▶ To do
What is needed is an exact copy of the entries below, with every picture left out.

▶ Data for this task
--------------------

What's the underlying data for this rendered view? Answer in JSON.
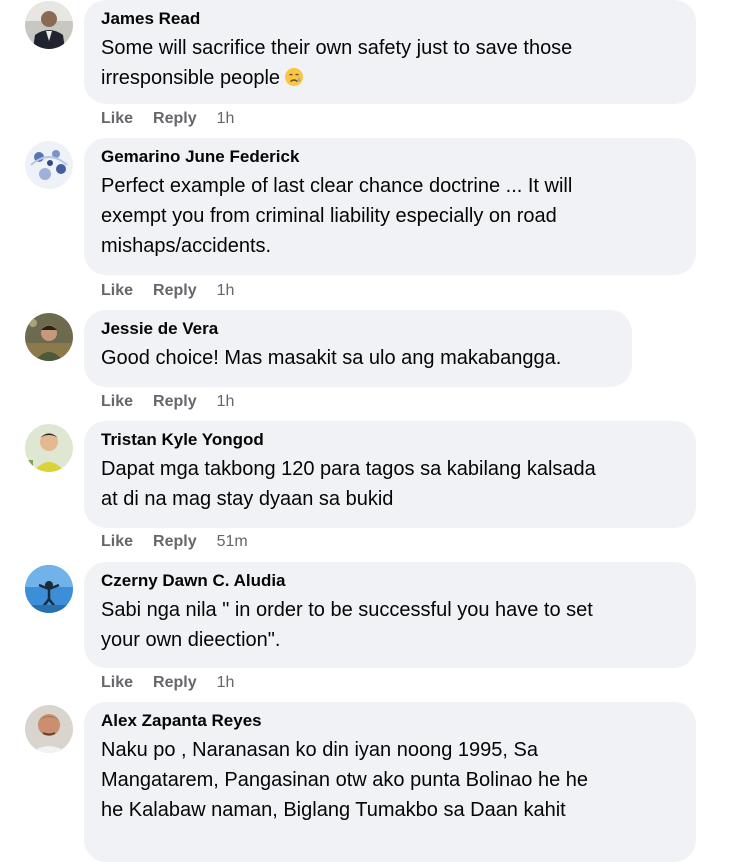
{
  "comments": [
    {
      "author": "James Read",
      "text_lines": [
        "Some will sacrifice their own safety just to save those",
        "irresponsible people"
      ],
      "emoji": "crying-face",
      "like": "Like",
      "reply": "Reply",
      "time": "1h"
    },
    {
      "author": "Gemarino June Federick",
      "text_lines": [
        "Perfect example of last clear chance doctrine ... It will",
        "exempt you from criminal liability especially on road",
        "mishaps/accidents."
      ],
      "like": "Like",
      "reply": "Reply",
      "time": "1h"
    },
    {
      "author": "Jessie de Vera",
      "text_lines": [
        "Good choice! Mas masakit sa ulo ang makabangga."
      ],
      "like": "Like",
      "reply": "Reply",
      "time": "1h"
    },
    {
      "author": "Tristan Kyle Yongod",
      "text_lines": [
        "Dapat mga takbong 120 para tagos sa kabilang kalsada",
        "at di na mag stay dyaan sa bukid"
      ],
      "like": "Like",
      "reply": "Reply",
      "time": "51m"
    },
    {
      "author": "Czerny Dawn C. Aludia",
      "text_lines": [
        "Sabi nga nila \" in order to be successful you have to set",
        "your own dieection\"."
      ],
      "like": "Like",
      "reply": "Reply",
      "time": "1h"
    },
    {
      "author": "Alex Zapanta Reyes",
      "text_lines": [
        "Naku po , Naranasan ko din iyan noong 1995, Sa",
        "Mangatarem, Pangasinan otw ako punta Bolinao he he",
        "he Kalabaw naman, Biglang Tumakbo sa Daan kahit"
      ]
    }
  ],
  "colors": {
    "bubble": "#f0f2f5",
    "author": "#050505",
    "meta": "#65676b"
  }
}
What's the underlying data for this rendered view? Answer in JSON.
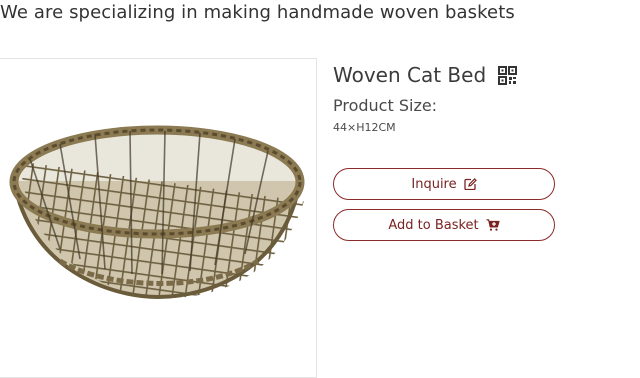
{
  "header": {
    "tagline": "We are specializing in making handmade woven baskets"
  },
  "product": {
    "image_alt": "woven basket",
    "title": "Woven Cat Bed",
    "title_icon": "qr-code-icon",
    "size_label": "Product Size:",
    "size_value": "44×H12CM"
  },
  "actions": {
    "inquire_label": "Inquire",
    "inquire_icon": "edit-icon",
    "basket_label": "Add to Basket",
    "basket_icon": "cart-plus-icon",
    "accent_color": "#8c2a2a"
  }
}
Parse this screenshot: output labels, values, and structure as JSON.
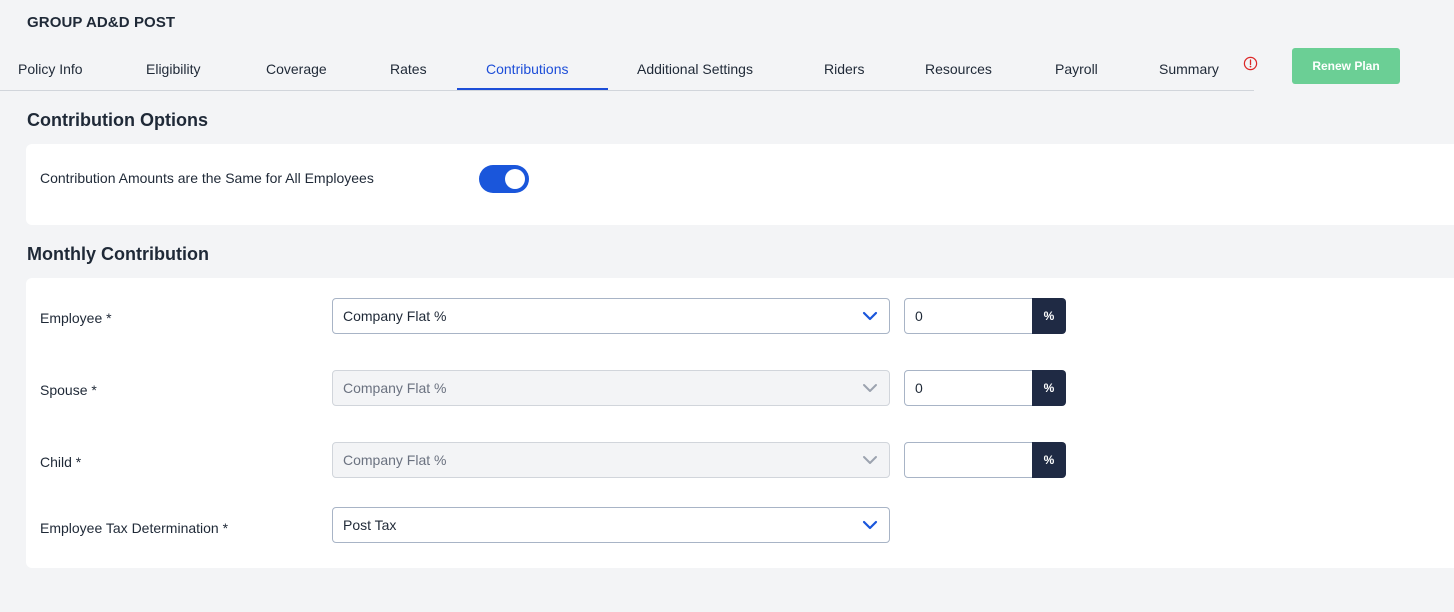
{
  "header": {
    "plan_title": "GROUP AD&D POST",
    "renew_label": "Renew Plan",
    "renew_color": "#6bcf95",
    "alert_icon": "exclamation-circle-icon"
  },
  "tabs": [
    {
      "label": "Policy Info",
      "active": false
    },
    {
      "label": "Eligibility",
      "active": false
    },
    {
      "label": "Coverage",
      "active": false
    },
    {
      "label": "Rates",
      "active": false
    },
    {
      "label": "Contributions",
      "active": true
    },
    {
      "label": "Additional Settings",
      "active": false
    },
    {
      "label": "Riders",
      "active": false
    },
    {
      "label": "Resources",
      "active": false
    },
    {
      "label": "Payroll",
      "active": false
    },
    {
      "label": "Summary",
      "active": false
    }
  ],
  "contribution_options": {
    "title": "Contribution Options",
    "same_for_all_label": "Contribution Amounts are the Same for All Employees",
    "same_for_all_on": true,
    "toggle_color": "#1a56db"
  },
  "monthly_contribution": {
    "title": "Monthly Contribution",
    "rows": [
      {
        "label": "Employee *",
        "select_value": "Company Flat %",
        "disabled": false,
        "amount": "0",
        "unit": "%"
      },
      {
        "label": "Spouse *",
        "select_value": "Company Flat %",
        "disabled": true,
        "amount": "0",
        "unit": "%"
      },
      {
        "label": "Child *",
        "select_value": "Company Flat %",
        "disabled": true,
        "amount": "",
        "unit": "%"
      }
    ],
    "tax": {
      "label": "Employee Tax Determination *",
      "select_value": "Post Tax"
    }
  }
}
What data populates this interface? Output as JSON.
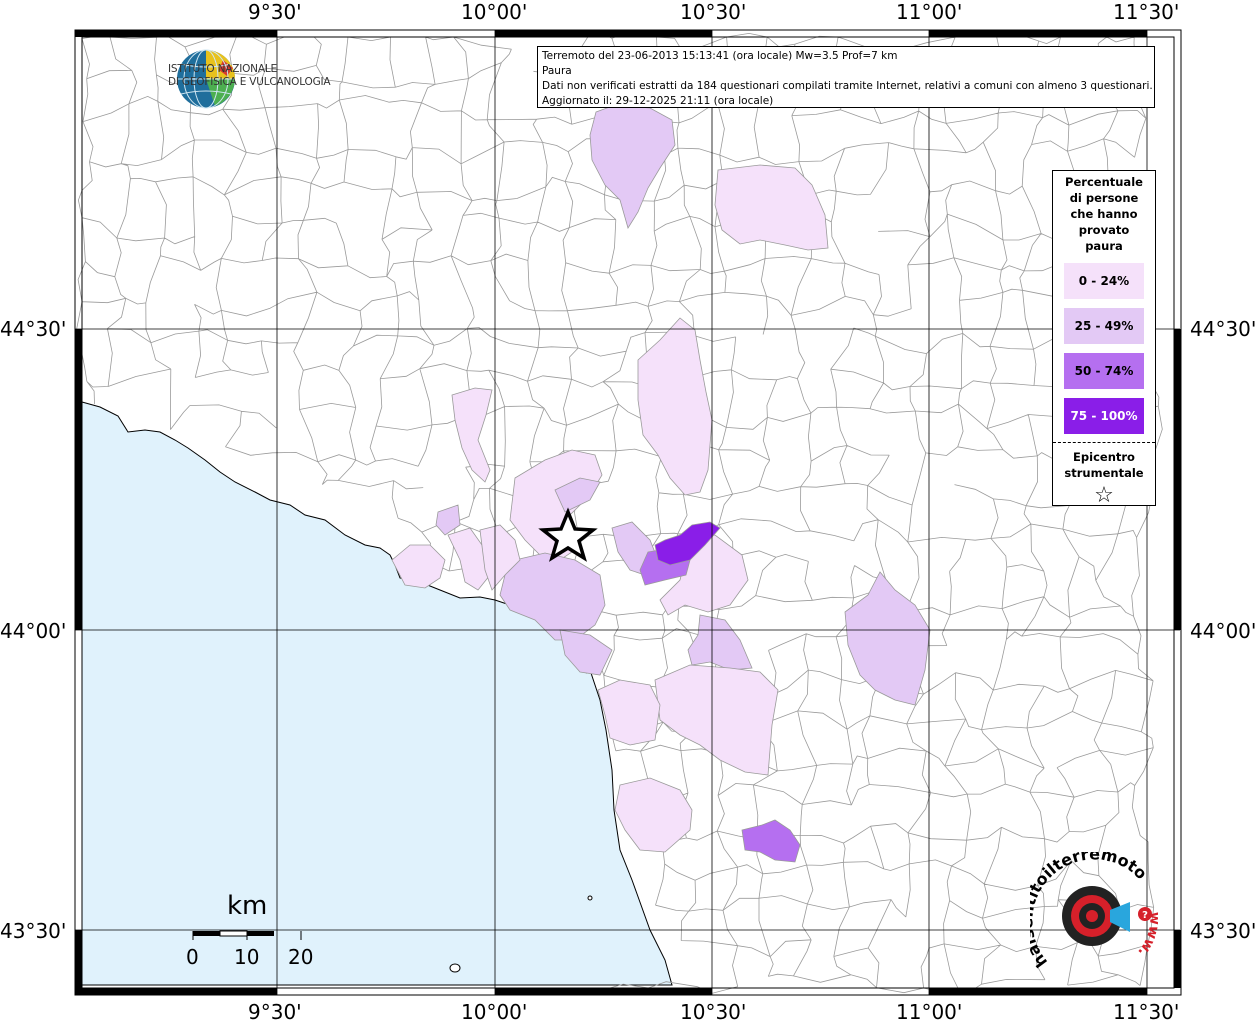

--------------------

▶ Expected output
What's the underlying data for this rendered view? Answer in JSON.
{
  "comments": [
    {
      "author": "James Read",
      "text_lines": [
        "Some will sacrifice their own safety just to save those",
        "irresponsible people"
      ],
      "emoji": "crying-face",
      "like": "Like",
      "reply": "Reply",
      "time": "1h"
    },
    {
      "author": "Gemarino June Federick",
      "text_lines": [
        "Perfect example of last clear chance doctrine ... It will",
        "exempt you from criminal liability especially on road",
        "mishaps/accidents."
      ],
      "like": "Like",
      "reply": "Reply",
      "time": "1h"
    },
    {
      "author": "Jessie de Vera",
      "text_lines": [
        "Good choice! Mas masakit sa ulo ang makabangga."
      ],
      "like": "Like",
      "reply": "Reply",
      "time": "1h"
    },
    {
      "author": "Tristan Kyle Yongod",
      "text_lines": [
        "Dapat mga takbong 120 para tagos sa kabilang kalsada",
        "at di na mag stay dyaan sa bukid"
      ],
      "like": "Like",
      "reply": "Reply",
      "time": "51m"
    },
    {
      "author": "Czerny Dawn C. Aludia",
      "text_lines": [
        "Sabi nga nila \" in order to be successful you have to set",
        "your own dieection\"."
      ],
      "like": "Like",
      "reply": "Reply",
      "time": "1h"
    },
    {
      "author": "Alex Zapanta Reyes",
      "text_lines": [
        "Naku po , Naranasan ko din iyan noong 1995, Sa",
        "Mangatarem, Pangasinan otw ako punta Bolinao he he",
        "he Kalabaw naman, Biglang Tumakbo sa Daan kahit"
      ]
    }
  ],
  "colors": {
    "bubble": "#f0f2f5",
    "author": "#050505",
    "meta": "#65676b"
  }
}
What's the underlying data for this rendered view? Answer in JSON.
{
  "header": {
    "tagline": "We are specializing in making handmade woven baskets"
  },
  "product": {
    "image_alt": "woven basket",
    "title": "Woven Cat Bed",
    "title_icon": "qr-code-icon",
    "size_label": "Product Size:",
    "size_value": "44×H12CM"
  },
  "actions": {
    "inquire_label": "Inquire",
    "inquire_icon": "edit-icon",
    "basket_label": "Add to Basket",
    "basket_icon": "cart-plus-icon",
    "accent_color": "#8c2a2a"
  }
}
Parse this screenshot: output labels, values, and structure as JSON.
{
  "header": {
    "plan_title": "GROUP AD&D POST",
    "renew_label": "Renew Plan",
    "renew_color": "#6bcf95",
    "alert_icon": "exclamation-circle-icon"
  },
  "tabs": [
    {
      "label": "Policy Info",
      "active": false
    },
    {
      "label": "Eligibility",
      "active": false
    },
    {
      "label": "Coverage",
      "active": false
    },
    {
      "label": "Rates",
      "active": false
    },
    {
      "label": "Contributions",
      "active": true
    },
    {
      "label": "Additional Settings",
      "active": false
    },
    {
      "label": "Riders",
      "active": false
    },
    {
      "label": "Resources",
      "active": false
    },
    {
      "label": "Payroll",
      "active": false
    },
    {
      "label": "Summary",
      "active": false
    }
  ],
  "contribution_options": {
    "title": "Contribution Options",
    "same_for_all_label": "Contribution Amounts are the Same for All Employees",
    "same_for_all_on": true,
    "toggle_color": "#1a56db"
  },
  "monthly_contribution": {
    "title": "Monthly Contribution",
    "rows": [
      {
        "label": "Employee *",
        "select_value": "Company Flat %",
        "disabled": false,
        "amount": "0",
        "unit": "%"
      },
      {
        "label": "Spouse *",
        "select_value": "Company Flat %",
        "disabled": true,
        "amount": "0",
        "unit": "%"
      },
      {
        "label": "Child *",
        "select_value": "Company Flat %",
        "disabled": true,
        "amount": "",
        "unit": "%"
      }
    ],
    "tax": {
      "label": "Employee Tax Determination *",
      "select_value": "Post Tax"
    }
  }
}
What data populates this interface? Output as JSON.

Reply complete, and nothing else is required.